Balance Sheet Normalization, Or Not
Politicians, bureaucrats, and media talking heads specialize in saying one thing but meaning something else. In Fed world, something referred to as "balance sheet normalization" would be thought to be a return of balance sheet levels to pre-crisis numbers (roughly $850 billion). But common sense does not prevail. Instead, as it turns, normalization doesn't mean a return to normal. CNBC:
Interviews with Fed officials, and public statements they've made suggest the Fed's new normalized balance sheet could end up being three times as large as it was before the financial crisis. And it could be bigger than that.
Of course, this was the almost inevitable, given the Fed's irrational fear of monetary deflation and their unwillingness to do anything that might make Wall Street think the punch bowl of easy money was being whisked away. Not to mention the political motivations of remitting profits back to the Treasury and artificially suppressing the US Government's cost of borrowing.
The CNBC article states:
A bigger Fed balance sheet on a more permanent basis is potentially good news for long-term interest rates. It means the Fed will have fewer bonds to unload, and so exert less upward pressure on interest rates. But if the Fed's calculations are wrong, it could mean higher inflation and higher rates.
"Good news for interest rates" does not, of course, mean good news for the economy as a whole. The economic role that interest rates play is to coordinate the use of scarce resources across time in accordance with the time preferences of human beings. So an interest rate that is kept lower due to central bank policies interferes with the market process. Resources are consumed in a way that varies with the desires of people acting in the free economy.

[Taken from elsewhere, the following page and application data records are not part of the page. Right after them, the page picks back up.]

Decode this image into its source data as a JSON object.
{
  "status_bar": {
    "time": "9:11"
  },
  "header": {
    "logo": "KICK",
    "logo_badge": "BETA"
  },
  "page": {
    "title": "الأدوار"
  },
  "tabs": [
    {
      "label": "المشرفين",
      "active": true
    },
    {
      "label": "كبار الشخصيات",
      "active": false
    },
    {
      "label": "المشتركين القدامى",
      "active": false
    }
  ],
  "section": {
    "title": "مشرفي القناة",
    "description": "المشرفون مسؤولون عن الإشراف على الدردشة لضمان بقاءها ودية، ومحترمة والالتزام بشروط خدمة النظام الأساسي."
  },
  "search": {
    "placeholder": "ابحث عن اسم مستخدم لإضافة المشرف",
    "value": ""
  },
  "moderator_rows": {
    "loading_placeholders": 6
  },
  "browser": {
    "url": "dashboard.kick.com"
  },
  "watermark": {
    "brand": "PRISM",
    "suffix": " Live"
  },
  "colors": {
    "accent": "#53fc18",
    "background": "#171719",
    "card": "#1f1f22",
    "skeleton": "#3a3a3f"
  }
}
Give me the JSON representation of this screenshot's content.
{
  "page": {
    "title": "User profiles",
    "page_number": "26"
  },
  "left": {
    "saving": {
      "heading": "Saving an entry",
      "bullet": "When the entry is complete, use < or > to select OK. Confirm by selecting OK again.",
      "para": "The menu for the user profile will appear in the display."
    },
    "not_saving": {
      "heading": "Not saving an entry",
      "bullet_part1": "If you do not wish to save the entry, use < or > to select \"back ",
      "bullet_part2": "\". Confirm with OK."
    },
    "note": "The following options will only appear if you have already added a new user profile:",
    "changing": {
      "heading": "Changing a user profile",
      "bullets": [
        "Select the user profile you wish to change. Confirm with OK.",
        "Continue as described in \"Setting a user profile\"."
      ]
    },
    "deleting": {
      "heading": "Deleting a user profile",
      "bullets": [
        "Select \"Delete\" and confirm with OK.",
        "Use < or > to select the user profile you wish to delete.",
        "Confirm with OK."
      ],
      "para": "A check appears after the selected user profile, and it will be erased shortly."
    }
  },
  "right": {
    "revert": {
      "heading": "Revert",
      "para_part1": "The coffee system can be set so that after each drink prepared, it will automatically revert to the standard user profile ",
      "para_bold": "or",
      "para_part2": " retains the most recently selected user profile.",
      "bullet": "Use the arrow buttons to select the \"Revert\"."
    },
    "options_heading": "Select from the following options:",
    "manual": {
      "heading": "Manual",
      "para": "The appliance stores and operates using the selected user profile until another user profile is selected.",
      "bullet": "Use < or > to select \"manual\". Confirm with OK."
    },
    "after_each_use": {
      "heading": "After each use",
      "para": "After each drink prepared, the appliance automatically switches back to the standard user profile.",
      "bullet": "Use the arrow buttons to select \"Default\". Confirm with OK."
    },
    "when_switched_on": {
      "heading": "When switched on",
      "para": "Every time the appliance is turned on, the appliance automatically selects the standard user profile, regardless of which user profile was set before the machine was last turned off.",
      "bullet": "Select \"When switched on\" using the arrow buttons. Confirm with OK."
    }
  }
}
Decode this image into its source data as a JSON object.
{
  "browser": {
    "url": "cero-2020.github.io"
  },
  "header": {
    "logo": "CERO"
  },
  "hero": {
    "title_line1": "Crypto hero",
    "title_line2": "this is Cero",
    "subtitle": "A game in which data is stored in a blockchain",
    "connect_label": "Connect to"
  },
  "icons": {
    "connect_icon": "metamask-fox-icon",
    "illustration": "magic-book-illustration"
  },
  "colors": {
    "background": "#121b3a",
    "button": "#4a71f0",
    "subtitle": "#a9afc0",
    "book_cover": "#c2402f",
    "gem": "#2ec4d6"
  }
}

The article sums up opponents of a large balance sheet as follows:
Opponents of a large balance sheet say the Fed should reduce it as much as possible so it doesn't become a victim of politics, where Congress or the executive branch could mandate that the balance sheet be used to buy certain types of securities to solve fiscal problems. They also worry that such a large balance sheet is potentially inflationary.
Contrary to the mainstream press and what has become of "orthodox" economics, "inflation" (by which they mean rising consumer prices) is not the primary threat of suppressed interest rates. Economic depressions themselves are caused by the malinvestment that takes place during the era of too low interest rates. The healing process of liquidating these malinvestments is the pain of higher interest rates and the falling of asset prices. This healing process is what the Fed actively works to prevent by refusing to actually normalize the balance sheet.